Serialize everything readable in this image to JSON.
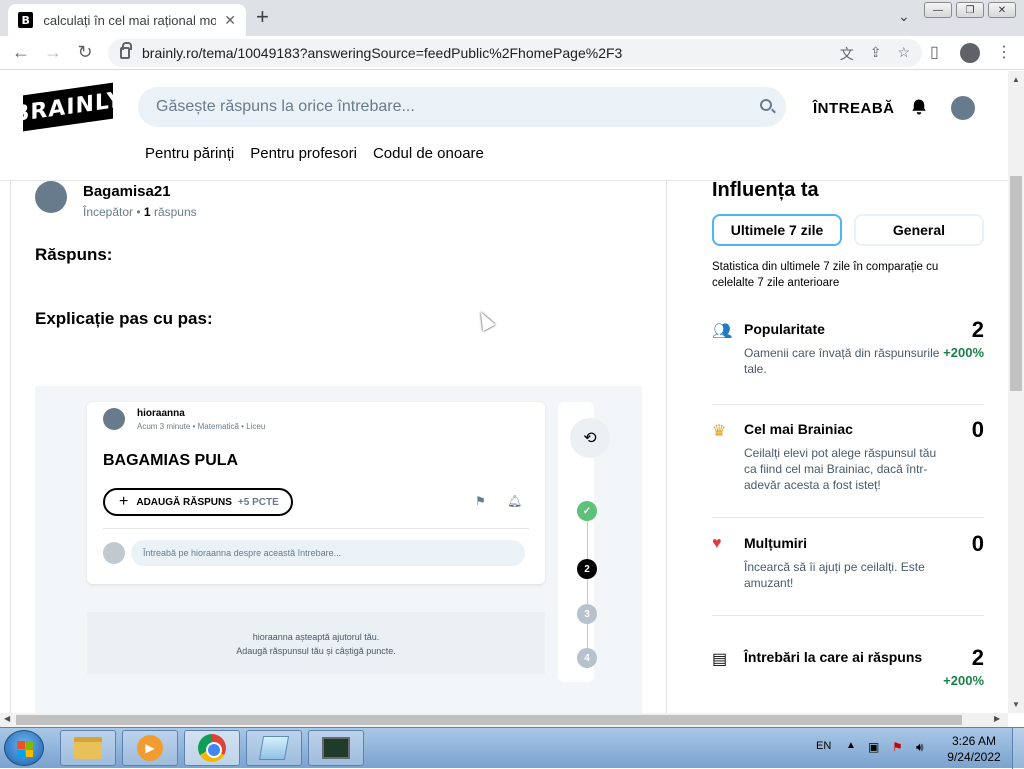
{
  "browser": {
    "tab_title": "calculați în cel mai rațional mod posibil",
    "tab_favicon": "B",
    "url": "brainly.ro/tema/10049183?answeringSource=feedPublic%2FhomePage%2F3"
  },
  "header": {
    "logo": "BRAINLY",
    "search_placeholder": "Găsește răspuns la orice întrebare...",
    "ask_label": "ÎNTREABĂ",
    "nav": [
      "Pentru părinți",
      "Pentru profesori",
      "Codul de onoare"
    ]
  },
  "answer": {
    "username": "Bagamisa21",
    "rank": "Începător",
    "count_num": "1",
    "count_label": "răspuns",
    "heading1": "Răspuns:",
    "heading2": "Explicație pas cu pas:"
  },
  "embedded": {
    "user": "hioraanna",
    "meta": "Acum 3 minute • Matematică • Liceu",
    "title": "BAGAMIAS PULA",
    "add_label": "ADAUGĂ RĂSPUNS",
    "add_points": "+5 PCTE",
    "input_placeholder": "Întreabă pe hioraanna despre această întrebare...",
    "wait_line1": "hioraanna așteaptă ajutorul tău.",
    "wait_line2": "Adaugă răspunsul tău și câștigă puncte.",
    "steps": [
      "✓",
      "2",
      "3",
      "4"
    ]
  },
  "influence": {
    "title": "Influența ta",
    "tab_active": "Ultimele 7 zile",
    "tab_inactive": "General",
    "description": "Statistica din ultimele 7 zile în comparație cu celelalte 7 zile anterioare",
    "stats": [
      {
        "name": "Popularitate",
        "desc": "Oamenii care învață din răspunsurile tale.",
        "value": "2",
        "delta": "+200%",
        "icon": "people-icon"
      },
      {
        "name": "Cel mai Brainiac",
        "desc": "Ceilalți elevi pot alege răspunsul tău ca fiind cel mai Brainiac, dacă într-adevăr acesta a fost isteț!",
        "value": "0",
        "delta": "",
        "icon": "crown-icon"
      },
      {
        "name": "Mulțumiri",
        "desc": "Încearcă să îi ajuți pe ceilalți. Este amuzant!",
        "value": "0",
        "delta": "",
        "icon": "heart-icon"
      },
      {
        "name": "Întrebări la care ai răspuns",
        "desc": "",
        "value": "2",
        "delta": "+200%",
        "icon": "questions-icon"
      }
    ]
  },
  "taskbar": {
    "lang": "EN",
    "time": "3:26 AM",
    "date": "9/24/2022"
  },
  "colors": {
    "accent_blue": "#4fb3f6",
    "positive_green": "#1a8049",
    "crown": "#e8a317",
    "heart": "#e03c3c",
    "people": "#1f7ac4"
  }
}
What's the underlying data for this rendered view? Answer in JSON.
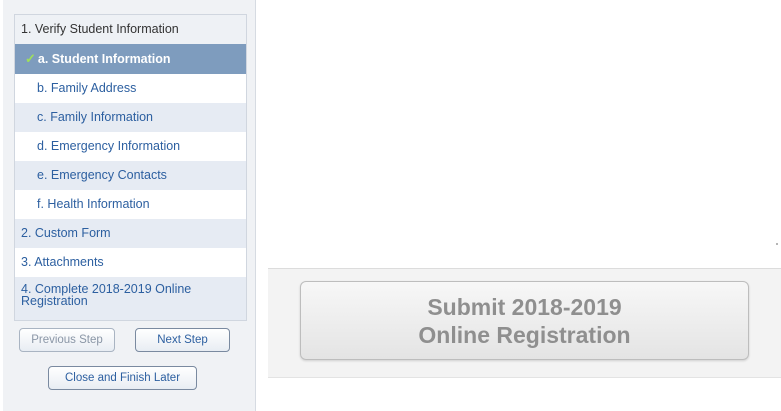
{
  "wizard": {
    "steps": [
      {
        "label": "1. Verify Student Information"
      },
      {
        "label": "a. Student Information"
      },
      {
        "label": "b. Family Address"
      },
      {
        "label": "c. Family Information"
      },
      {
        "label": "d. Emergency Information"
      },
      {
        "label": "e. Emergency Contacts"
      },
      {
        "label": "f. Health Information"
      },
      {
        "label": "2. Custom Form"
      },
      {
        "label": "3. Attachments"
      },
      {
        "label": "4. Complete 2018-2019 Online Registration"
      }
    ],
    "check_glyph": "✓",
    "previous_label": "Previous Step",
    "next_label": "Next Step",
    "close_label": "Close and Finish Later"
  },
  "main": {
    "submit_label": "Submit 2018-2019 Online Registration"
  }
}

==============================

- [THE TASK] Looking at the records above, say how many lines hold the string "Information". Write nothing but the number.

- [RESPONSE BOX] 5